At the Laboratory of Urban and Environmental Systems (URBES) we seek to describe and predict land-atmosphere interactions and coupled human-natural dynamics across a broad spectrum of spatiotemporal scales. Our aim is to elucidate the complex interactions between urban and natural systems, quantify the local and non-local impacts of human activities, and guide the design of greener, healthier, and more sustainable territories.
Cities are complex multi-scale systems composed of multiple sub-components (e.g. for population, energy, transport, climate) that interact with each other on various spatio-temporal scales.
Urban planning applications and policies aimed at shaping healthier and more sustainable urban environments should account for such complex interactions as they regulate the growth and functioning of cities, often resulting in emergent large-scale phenomena. Yet our ability to quantitatively describe city behaviour is still limited due to the variety of processes, scales, and feedbacks involved.
In this research initiative we seek to analyze and conceptualize complex urban dynamics in the most general terms to predict and optimize future urbanization trajectories.
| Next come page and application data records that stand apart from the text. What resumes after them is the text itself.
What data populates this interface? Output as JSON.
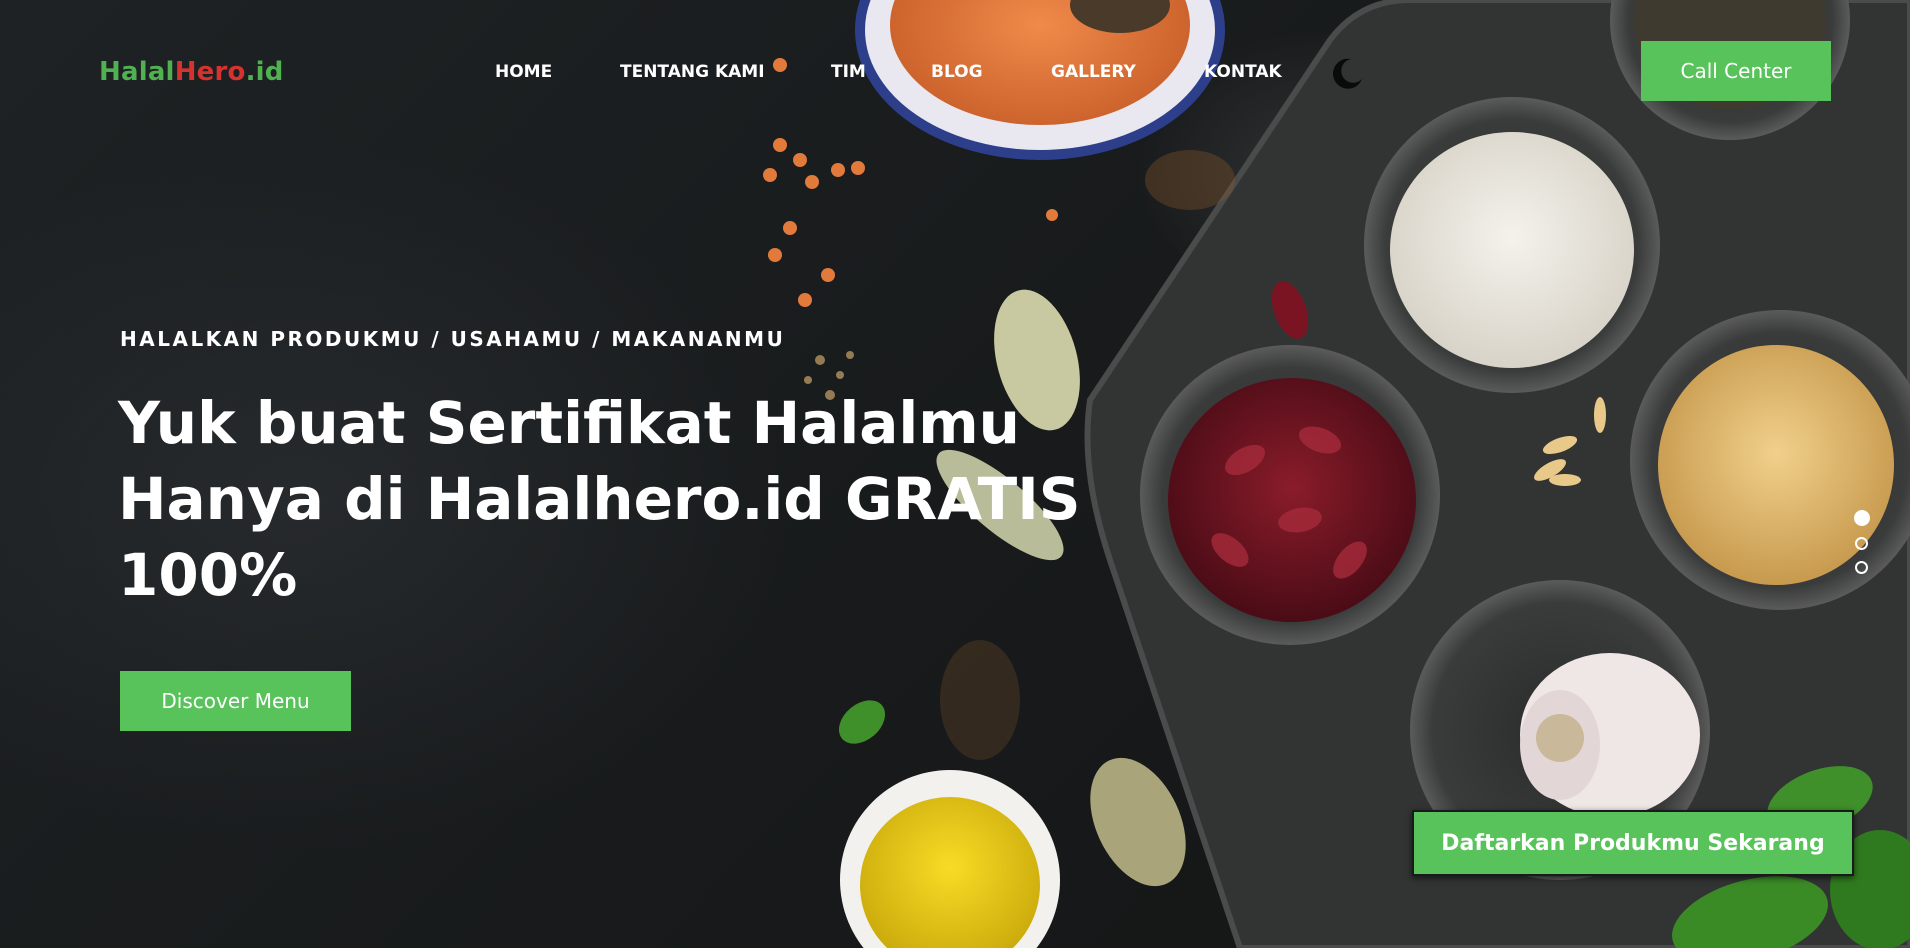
{
  "brand": {
    "part1": "Halal",
    "part2": "Hero",
    "part3": ".id"
  },
  "nav": {
    "items": [
      "HOME",
      "TENTANG KAMI",
      "TIM",
      "BLOG",
      "GALLERY",
      "KONTAK"
    ]
  },
  "header": {
    "call_center_label": "Call Center",
    "theme_icon": "moon-icon"
  },
  "hero": {
    "kicker": "HALALKAN PRODUKMU / USAHAMU / MAKANANMU",
    "headline_lines": [
      "Yuk buat Sertifikat Halalmu",
      "Hanya di Halalhero.id GRATIS",
      "100%"
    ],
    "cta_label": "Discover Menu",
    "register_label": "Daftarkan Produkmu Sekarang"
  },
  "slider": {
    "slide_count": 3,
    "active_index": 0
  },
  "colors": {
    "accent": "#58c25b",
    "brand_green": "#4fb14f",
    "brand_red": "#d6322e",
    "text": "#ffffff"
  }
}
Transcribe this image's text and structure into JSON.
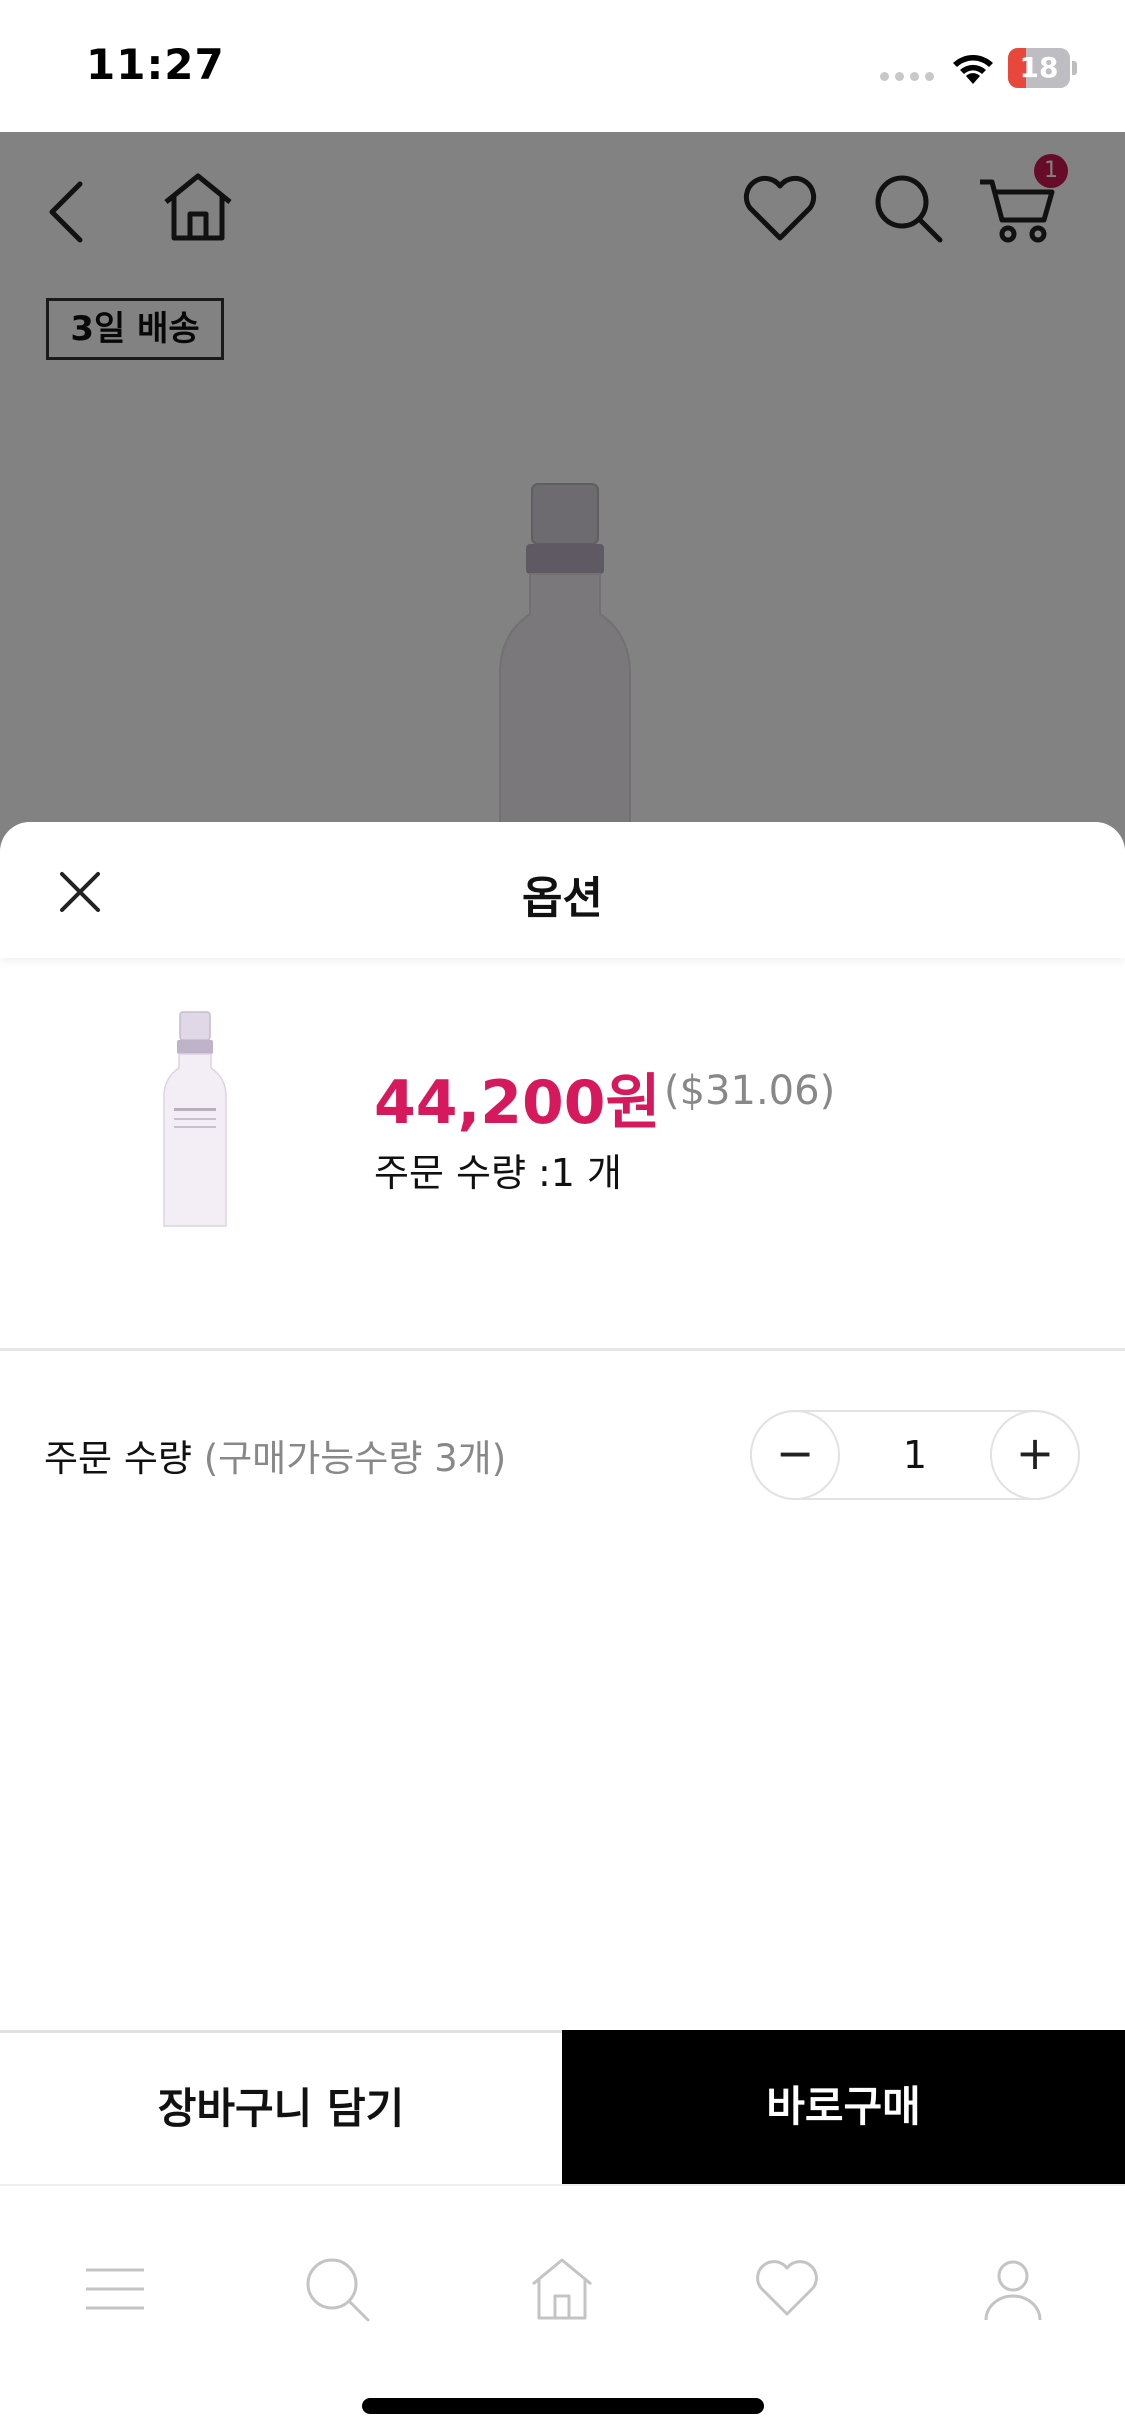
{
  "status_bar": {
    "time": "11:27",
    "battery_level": "18"
  },
  "product_page": {
    "cart_count": "1",
    "delivery_badge": "3일 배송"
  },
  "sheet": {
    "title": "옵션",
    "price": "44,200원",
    "usd_price": "($31.06)",
    "order_quantity_summary": "주문 수량 :1 개",
    "quantity_label": "주문 수량",
    "quantity_hint": "(구매가능수량 3개)",
    "quantity_value": "1",
    "minus_symbol": "−",
    "plus_symbol": "+",
    "add_to_cart_label": "장바구니 담기",
    "buy_now_label": "바로구매"
  },
  "tab_bar": {
    "items": [
      {
        "icon": "menu-icon"
      },
      {
        "icon": "search-icon"
      },
      {
        "icon": "home-icon"
      },
      {
        "icon": "heart-icon"
      },
      {
        "icon": "profile-icon"
      }
    ]
  },
  "colors": {
    "price": "#d6195c",
    "badge": "#c8174f",
    "buy_button": "#000000",
    "overlay": "rgba(0,0,0,0.49)"
  }
}
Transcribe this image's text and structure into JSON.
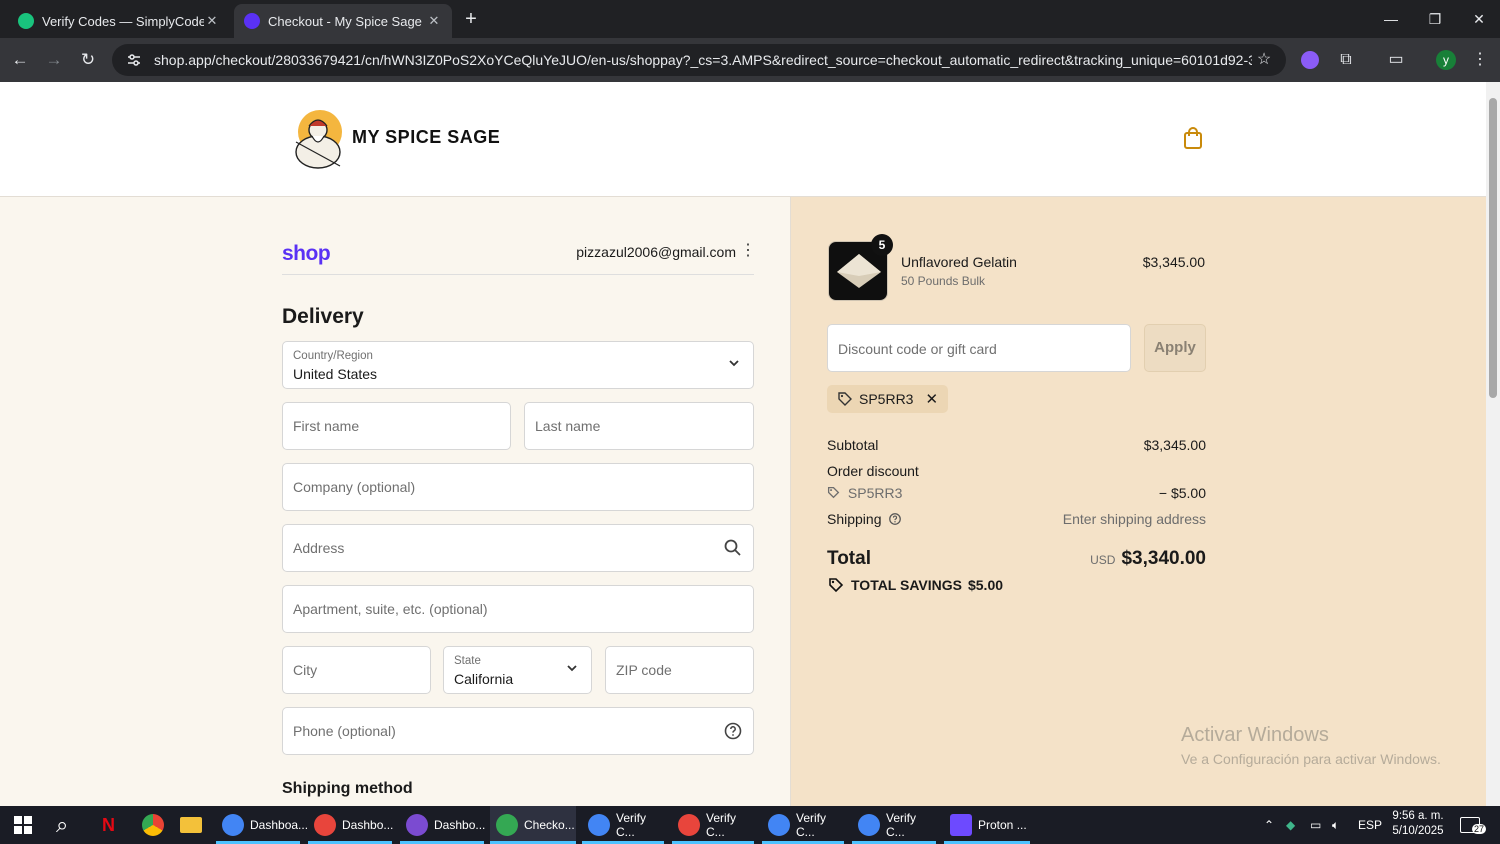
{
  "browser": {
    "tabs": [
      {
        "title": "Verify Codes — SimplyCodes",
        "active": false,
        "favicon_color": "#19c37d"
      },
      {
        "title": "Checkout - My Spice Sage",
        "active": true,
        "favicon_color": "#5a31f4"
      }
    ],
    "url": "shop.app/checkout/28033679421/cn/hWN3IZ0PoS2XoYCeQluYeJUO/en-us/shoppay?_cs=3.AMPS&redirect_source=checkout_automatic_redirect&tracking_unique=60101d92-3b3f-4697-b...",
    "profile_initial": "y"
  },
  "store": {
    "name": "MY SPICE SAGE"
  },
  "account": {
    "email": "pizzazul2006@gmail.com",
    "shop_logo": "shop"
  },
  "delivery": {
    "heading": "Delivery",
    "country": {
      "label": "Country/Region",
      "value": "United States"
    },
    "first_name": {
      "placeholder": "First name"
    },
    "last_name": {
      "placeholder": "Last name"
    },
    "company": {
      "placeholder": "Company (optional)"
    },
    "address": {
      "placeholder": "Address"
    },
    "apartment": {
      "placeholder": "Apartment, suite, etc. (optional)"
    },
    "city": {
      "placeholder": "City"
    },
    "state": {
      "label": "State",
      "value": "California"
    },
    "zip": {
      "placeholder": "ZIP code"
    },
    "phone": {
      "placeholder": "Phone (optional)"
    },
    "shipping_method_heading": "Shipping method"
  },
  "summary": {
    "product": {
      "name": "Unflavored Gelatin",
      "variant": "50 Pounds Bulk",
      "price": "$3,345.00",
      "quantity": "5"
    },
    "discount_placeholder": "Discount code or gift card",
    "apply_label": "Apply",
    "applied_code": "SP5RR3",
    "subtotal_label": "Subtotal",
    "subtotal_value": "$3,345.00",
    "order_discount_label": "Order discount",
    "discount_code": "SP5RR3",
    "discount_value": "− $5.00",
    "shipping_label": "Shipping",
    "shipping_value": "Enter shipping address",
    "total_label": "Total",
    "total_currency": "USD",
    "total_value": "$3,340.00",
    "savings_label": "TOTAL SAVINGS",
    "savings_value": "$5.00"
  },
  "watermark": {
    "line1": "Activar Windows",
    "line2": "Ve a Configuración para activar Windows."
  },
  "taskbar": {
    "apps": [
      {
        "label": "Dashboa...",
        "color": "#4285f4"
      },
      {
        "label": "Dashbo...",
        "color": "#e8453c"
      },
      {
        "label": "Dashbo...",
        "color": "#7b4bd1"
      },
      {
        "label": "Checko...",
        "color": "#34a853"
      },
      {
        "label": "Verify C...",
        "color": "#4285f4"
      },
      {
        "label": "Verify C...",
        "color": "#e8453c"
      },
      {
        "label": "Verify C...",
        "color": "#4285f4"
      },
      {
        "label": "Verify C...",
        "color": "#4285f4"
      },
      {
        "label": "Proton ...",
        "color": "#6d4aff"
      }
    ],
    "language": "ESP",
    "time": "9:56 a. m.",
    "date": "5/10/2025",
    "notifications": "27"
  }
}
London population and railway system (Credits: Isabella Capel-Timms)